WORK ORDER: Extract every record, keeping each one exactly as it is.
[Opening INPUT FOR THIS TASK section]
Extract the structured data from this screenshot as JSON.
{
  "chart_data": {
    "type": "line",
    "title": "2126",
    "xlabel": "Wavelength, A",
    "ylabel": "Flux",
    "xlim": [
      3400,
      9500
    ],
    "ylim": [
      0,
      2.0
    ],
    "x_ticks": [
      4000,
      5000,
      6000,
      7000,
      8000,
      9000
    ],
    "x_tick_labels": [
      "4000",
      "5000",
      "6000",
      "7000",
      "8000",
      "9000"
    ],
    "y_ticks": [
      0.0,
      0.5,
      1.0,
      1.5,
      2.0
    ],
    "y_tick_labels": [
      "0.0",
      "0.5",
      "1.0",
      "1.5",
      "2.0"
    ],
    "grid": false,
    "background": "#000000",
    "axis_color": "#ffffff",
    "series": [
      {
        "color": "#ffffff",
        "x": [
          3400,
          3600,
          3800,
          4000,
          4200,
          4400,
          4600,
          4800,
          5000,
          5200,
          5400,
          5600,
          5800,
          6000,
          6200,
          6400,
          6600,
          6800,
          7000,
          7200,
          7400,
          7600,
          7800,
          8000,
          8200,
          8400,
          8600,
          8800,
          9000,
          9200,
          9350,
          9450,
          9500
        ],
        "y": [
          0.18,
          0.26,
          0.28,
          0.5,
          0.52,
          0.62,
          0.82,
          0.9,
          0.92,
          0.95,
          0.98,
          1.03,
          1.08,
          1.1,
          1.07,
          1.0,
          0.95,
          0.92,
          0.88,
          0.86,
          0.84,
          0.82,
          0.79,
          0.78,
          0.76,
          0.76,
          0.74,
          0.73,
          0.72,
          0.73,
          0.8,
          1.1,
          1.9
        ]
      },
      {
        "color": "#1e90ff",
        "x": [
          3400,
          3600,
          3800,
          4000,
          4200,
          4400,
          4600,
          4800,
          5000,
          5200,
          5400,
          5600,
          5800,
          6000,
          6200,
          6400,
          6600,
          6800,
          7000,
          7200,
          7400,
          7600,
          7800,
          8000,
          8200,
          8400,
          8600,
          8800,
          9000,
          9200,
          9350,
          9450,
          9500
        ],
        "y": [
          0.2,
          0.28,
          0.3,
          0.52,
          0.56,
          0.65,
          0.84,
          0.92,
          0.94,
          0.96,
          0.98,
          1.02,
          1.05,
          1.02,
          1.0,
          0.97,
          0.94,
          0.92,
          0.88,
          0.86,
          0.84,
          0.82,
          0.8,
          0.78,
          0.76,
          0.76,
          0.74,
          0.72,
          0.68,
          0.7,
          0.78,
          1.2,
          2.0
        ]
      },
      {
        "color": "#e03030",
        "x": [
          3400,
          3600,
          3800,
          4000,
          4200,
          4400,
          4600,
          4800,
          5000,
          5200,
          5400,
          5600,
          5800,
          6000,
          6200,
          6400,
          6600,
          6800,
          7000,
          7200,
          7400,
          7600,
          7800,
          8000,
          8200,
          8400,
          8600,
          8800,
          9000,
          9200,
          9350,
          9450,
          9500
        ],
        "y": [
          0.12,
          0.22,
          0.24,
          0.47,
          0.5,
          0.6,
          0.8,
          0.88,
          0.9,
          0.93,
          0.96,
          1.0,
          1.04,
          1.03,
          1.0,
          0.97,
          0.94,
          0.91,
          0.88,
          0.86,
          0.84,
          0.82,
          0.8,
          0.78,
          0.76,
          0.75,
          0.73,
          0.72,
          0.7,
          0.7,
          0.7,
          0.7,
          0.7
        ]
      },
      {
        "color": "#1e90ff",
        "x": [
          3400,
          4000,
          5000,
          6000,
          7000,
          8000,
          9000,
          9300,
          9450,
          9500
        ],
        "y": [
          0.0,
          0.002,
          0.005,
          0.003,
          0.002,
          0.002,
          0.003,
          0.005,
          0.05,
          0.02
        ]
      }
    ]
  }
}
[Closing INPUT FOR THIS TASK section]
ANSWER BELOW:
Extract the structured data from this screenshot as JSON.
{
  "chart_data": {
    "type": "line",
    "title": "2126",
    "xlabel": "Wavelength, A",
    "ylabel": "Flux",
    "xlim": [
      3400,
      9500
    ],
    "ylim": [
      0,
      2.0
    ],
    "x_ticks": [
      4000,
      5000,
      6000,
      7000,
      8000,
      9000
    ],
    "x_tick_labels": [
      "4000",
      "5000",
      "6000",
      "7000",
      "8000",
      "9000"
    ],
    "y_ticks": [
      0.0,
      0.5,
      1.0,
      1.5,
      2.0
    ],
    "y_tick_labels": [
      "0.0",
      "0.5",
      "1.0",
      "1.5",
      "2.0"
    ],
    "grid": false,
    "background": "#000000",
    "axis_color": "#ffffff",
    "series": [
      {
        "color": "#ffffff",
        "x": [
          3400,
          3600,
          3800,
          4000,
          4200,
          4400,
          4600,
          4800,
          5000,
          5200,
          5400,
          5600,
          5800,
          6000,
          6200,
          6400,
          6600,
          6800,
          7000,
          7200,
          7400,
          7600,
          7800,
          8000,
          8200,
          8400,
          8600,
          8800,
          9000,
          9200,
          9350,
          9450,
          9500
        ],
        "y": [
          0.18,
          0.26,
          0.28,
          0.5,
          0.52,
          0.62,
          0.82,
          0.9,
          0.92,
          0.95,
          0.98,
          1.03,
          1.08,
          1.1,
          1.07,
          1.0,
          0.95,
          0.92,
          0.88,
          0.86,
          0.84,
          0.82,
          0.79,
          0.78,
          0.76,
          0.76,
          0.74,
          0.73,
          0.72,
          0.73,
          0.8,
          1.1,
          1.9
        ]
      },
      {
        "color": "#1e90ff",
        "x": [
          3400,
          3600,
          3800,
          4000,
          4200,
          4400,
          4600,
          4800,
          5000,
          5200,
          5400,
          5600,
          5800,
          6000,
          6200,
          6400,
          6600,
          6800,
          7000,
          7200,
          7400,
          7600,
          7800,
          8000,
          8200,
          8400,
          8600,
          8800,
          9000,
          9200,
          9350,
          9450,
          9500
        ],
        "y": [
          0.2,
          0.28,
          0.3,
          0.52,
          0.56,
          0.65,
          0.84,
          0.92,
          0.94,
          0.96,
          0.98,
          1.02,
          1.05,
          1.02,
          1.0,
          0.97,
          0.94,
          0.92,
          0.88,
          0.86,
          0.84,
          0.82,
          0.8,
          0.78,
          0.76,
          0.76,
          0.74,
          0.72,
          0.68,
          0.7,
          0.78,
          1.2,
          2.0
        ]
      },
      {
        "color": "#e03030",
        "x": [
          3400,
          3600,
          3800,
          4000,
          4200,
          4400,
          4600,
          4800,
          5000,
          5200,
          5400,
          5600,
          5800,
          6000,
          6200,
          6400,
          6600,
          6800,
          7000,
          7200,
          7400,
          7600,
          7800,
          8000,
          8200,
          8400,
          8600,
          8800,
          9000,
          9200,
          9350,
          9450,
          9500
        ],
        "y": [
          0.12,
          0.22,
          0.24,
          0.47,
          0.5,
          0.6,
          0.8,
          0.88,
          0.9,
          0.93,
          0.96,
          1.0,
          1.04,
          1.03,
          1.0,
          0.97,
          0.94,
          0.91,
          0.88,
          0.86,
          0.84,
          0.82,
          0.8,
          0.78,
          0.76,
          0.75,
          0.73,
          0.72,
          0.7,
          0.7,
          0.7,
          0.7,
          0.7
        ]
      },
      {
        "color": "#1e90ff",
        "x": [
          3400,
          4000,
          5000,
          6000,
          7000,
          8000,
          9000,
          9300,
          9450,
          9500
        ],
        "y": [
          0.0,
          0.002,
          0.005,
          0.003,
          0.002,
          0.002,
          0.003,
          0.005,
          0.05,
          0.02
        ]
      }
    ]
  }
}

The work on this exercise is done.